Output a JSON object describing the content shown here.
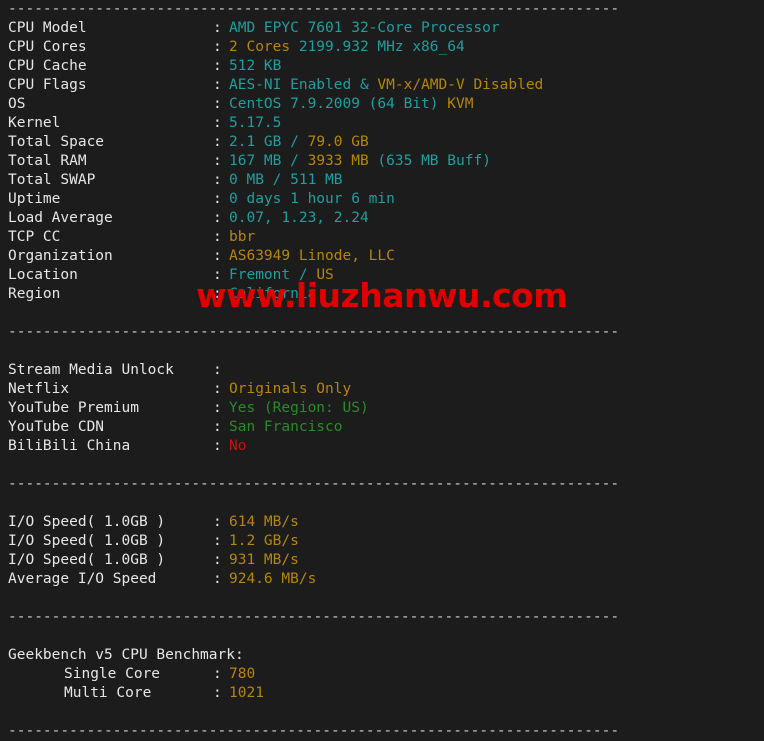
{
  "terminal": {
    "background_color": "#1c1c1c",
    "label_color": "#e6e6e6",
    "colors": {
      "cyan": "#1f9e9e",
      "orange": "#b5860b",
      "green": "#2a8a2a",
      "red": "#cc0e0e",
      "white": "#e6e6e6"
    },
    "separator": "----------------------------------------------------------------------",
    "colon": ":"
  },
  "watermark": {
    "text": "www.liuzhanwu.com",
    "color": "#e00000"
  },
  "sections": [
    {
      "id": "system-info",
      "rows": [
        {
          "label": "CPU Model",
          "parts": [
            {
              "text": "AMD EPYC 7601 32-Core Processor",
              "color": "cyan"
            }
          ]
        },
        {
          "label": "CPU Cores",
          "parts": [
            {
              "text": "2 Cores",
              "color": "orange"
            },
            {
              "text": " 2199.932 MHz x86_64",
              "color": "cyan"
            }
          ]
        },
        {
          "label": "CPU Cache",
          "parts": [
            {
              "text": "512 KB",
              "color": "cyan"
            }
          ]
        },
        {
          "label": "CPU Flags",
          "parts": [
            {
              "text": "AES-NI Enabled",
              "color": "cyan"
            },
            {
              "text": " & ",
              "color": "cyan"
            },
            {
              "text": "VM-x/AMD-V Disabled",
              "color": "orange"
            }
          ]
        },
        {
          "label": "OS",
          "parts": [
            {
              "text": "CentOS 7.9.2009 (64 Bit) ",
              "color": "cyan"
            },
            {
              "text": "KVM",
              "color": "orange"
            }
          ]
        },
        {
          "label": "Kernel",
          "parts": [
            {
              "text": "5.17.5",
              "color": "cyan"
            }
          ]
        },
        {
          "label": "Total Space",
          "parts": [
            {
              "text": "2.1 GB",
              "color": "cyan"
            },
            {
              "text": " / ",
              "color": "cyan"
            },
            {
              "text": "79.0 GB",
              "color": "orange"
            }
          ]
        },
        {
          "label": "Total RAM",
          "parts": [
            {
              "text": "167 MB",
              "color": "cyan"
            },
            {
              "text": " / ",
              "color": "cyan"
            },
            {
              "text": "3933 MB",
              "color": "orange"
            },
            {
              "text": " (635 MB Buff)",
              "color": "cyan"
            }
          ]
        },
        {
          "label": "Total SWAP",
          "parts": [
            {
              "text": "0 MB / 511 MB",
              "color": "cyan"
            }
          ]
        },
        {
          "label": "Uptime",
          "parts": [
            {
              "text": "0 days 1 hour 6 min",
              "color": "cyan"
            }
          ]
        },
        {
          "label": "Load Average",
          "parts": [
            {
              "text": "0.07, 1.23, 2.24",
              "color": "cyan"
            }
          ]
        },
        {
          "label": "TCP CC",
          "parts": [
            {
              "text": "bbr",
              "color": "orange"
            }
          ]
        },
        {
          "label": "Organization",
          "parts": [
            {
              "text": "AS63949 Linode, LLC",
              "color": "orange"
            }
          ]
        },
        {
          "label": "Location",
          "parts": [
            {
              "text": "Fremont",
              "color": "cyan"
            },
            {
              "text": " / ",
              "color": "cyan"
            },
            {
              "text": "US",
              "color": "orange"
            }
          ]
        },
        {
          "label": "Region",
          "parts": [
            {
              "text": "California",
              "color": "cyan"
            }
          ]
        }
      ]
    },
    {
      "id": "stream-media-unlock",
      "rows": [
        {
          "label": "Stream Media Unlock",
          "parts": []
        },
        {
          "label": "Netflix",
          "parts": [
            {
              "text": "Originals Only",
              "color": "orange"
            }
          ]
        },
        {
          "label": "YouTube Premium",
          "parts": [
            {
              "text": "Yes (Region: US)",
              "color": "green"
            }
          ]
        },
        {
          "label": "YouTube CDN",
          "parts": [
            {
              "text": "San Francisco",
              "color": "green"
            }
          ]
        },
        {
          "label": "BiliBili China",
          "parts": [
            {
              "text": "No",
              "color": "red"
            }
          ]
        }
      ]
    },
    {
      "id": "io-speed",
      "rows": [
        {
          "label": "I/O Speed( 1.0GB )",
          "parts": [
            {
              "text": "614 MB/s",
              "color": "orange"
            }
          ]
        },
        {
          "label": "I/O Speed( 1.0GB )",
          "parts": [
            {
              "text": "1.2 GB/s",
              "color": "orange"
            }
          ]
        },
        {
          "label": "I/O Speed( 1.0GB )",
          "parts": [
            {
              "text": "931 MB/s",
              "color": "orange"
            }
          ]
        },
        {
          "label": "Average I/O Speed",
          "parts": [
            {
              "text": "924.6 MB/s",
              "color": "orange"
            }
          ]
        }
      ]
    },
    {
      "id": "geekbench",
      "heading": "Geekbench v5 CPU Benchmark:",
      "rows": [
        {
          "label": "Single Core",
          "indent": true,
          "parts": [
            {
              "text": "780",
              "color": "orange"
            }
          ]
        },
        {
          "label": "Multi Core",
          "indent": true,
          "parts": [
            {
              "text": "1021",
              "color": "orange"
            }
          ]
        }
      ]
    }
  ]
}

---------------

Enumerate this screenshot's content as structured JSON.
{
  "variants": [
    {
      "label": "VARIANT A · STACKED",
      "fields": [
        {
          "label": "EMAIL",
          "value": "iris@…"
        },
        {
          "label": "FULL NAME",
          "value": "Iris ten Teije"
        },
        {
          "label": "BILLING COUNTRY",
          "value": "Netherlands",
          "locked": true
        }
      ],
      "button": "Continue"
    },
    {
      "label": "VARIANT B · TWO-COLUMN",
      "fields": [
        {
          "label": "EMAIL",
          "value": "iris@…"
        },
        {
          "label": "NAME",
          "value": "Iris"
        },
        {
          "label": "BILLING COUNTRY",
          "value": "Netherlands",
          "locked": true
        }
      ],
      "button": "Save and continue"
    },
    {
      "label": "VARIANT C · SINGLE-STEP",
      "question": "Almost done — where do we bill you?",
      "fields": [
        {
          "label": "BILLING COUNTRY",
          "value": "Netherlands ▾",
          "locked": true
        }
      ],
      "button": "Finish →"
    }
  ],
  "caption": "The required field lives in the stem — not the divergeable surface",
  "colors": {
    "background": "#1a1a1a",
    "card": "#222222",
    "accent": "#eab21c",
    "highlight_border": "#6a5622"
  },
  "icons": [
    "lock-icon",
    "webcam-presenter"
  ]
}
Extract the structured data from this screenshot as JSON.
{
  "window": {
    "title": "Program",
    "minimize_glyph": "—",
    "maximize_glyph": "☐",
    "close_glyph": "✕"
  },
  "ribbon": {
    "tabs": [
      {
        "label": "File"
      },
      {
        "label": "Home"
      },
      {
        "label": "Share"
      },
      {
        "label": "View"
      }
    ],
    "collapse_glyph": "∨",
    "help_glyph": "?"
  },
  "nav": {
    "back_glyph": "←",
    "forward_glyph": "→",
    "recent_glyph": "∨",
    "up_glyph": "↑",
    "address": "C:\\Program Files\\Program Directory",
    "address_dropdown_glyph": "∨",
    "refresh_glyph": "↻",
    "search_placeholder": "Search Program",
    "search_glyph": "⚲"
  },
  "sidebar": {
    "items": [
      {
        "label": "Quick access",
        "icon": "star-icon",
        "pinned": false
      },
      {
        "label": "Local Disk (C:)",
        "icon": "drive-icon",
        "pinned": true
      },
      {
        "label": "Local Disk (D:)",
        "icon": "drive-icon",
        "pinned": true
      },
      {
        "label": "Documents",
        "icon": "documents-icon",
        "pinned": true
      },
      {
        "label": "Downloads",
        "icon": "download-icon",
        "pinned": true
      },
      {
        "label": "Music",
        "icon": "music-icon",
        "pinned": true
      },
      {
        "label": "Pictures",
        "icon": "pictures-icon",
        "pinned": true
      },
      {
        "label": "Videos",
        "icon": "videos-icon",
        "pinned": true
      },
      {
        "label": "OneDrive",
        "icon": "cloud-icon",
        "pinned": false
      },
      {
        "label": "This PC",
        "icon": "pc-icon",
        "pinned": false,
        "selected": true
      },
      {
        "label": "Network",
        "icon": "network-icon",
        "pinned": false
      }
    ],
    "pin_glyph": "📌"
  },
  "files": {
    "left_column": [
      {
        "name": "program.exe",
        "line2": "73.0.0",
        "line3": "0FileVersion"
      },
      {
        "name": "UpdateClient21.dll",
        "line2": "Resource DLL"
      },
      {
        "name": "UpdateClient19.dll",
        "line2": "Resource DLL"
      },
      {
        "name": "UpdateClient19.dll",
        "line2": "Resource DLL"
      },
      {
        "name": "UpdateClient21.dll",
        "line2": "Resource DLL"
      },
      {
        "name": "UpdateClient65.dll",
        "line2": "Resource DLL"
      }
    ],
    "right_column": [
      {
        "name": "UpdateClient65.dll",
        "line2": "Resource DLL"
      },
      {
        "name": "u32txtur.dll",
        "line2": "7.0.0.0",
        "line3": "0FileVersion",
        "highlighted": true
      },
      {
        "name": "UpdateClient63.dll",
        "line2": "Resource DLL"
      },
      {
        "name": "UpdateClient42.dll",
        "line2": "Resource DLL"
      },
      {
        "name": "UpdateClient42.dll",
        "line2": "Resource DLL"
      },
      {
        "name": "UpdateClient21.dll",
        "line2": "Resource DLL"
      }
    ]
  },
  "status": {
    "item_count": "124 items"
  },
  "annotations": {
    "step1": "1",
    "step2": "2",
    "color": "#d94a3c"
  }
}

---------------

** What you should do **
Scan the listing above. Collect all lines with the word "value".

** Solution to this exercise **
          "value": "iris@…"
          "value": "Iris ten Teije"
          "value": "Netherlands",
          "value": "iris@…"
          "value": "Iris"
          "value": "Netherlands",
          "value": "Netherlands ▾",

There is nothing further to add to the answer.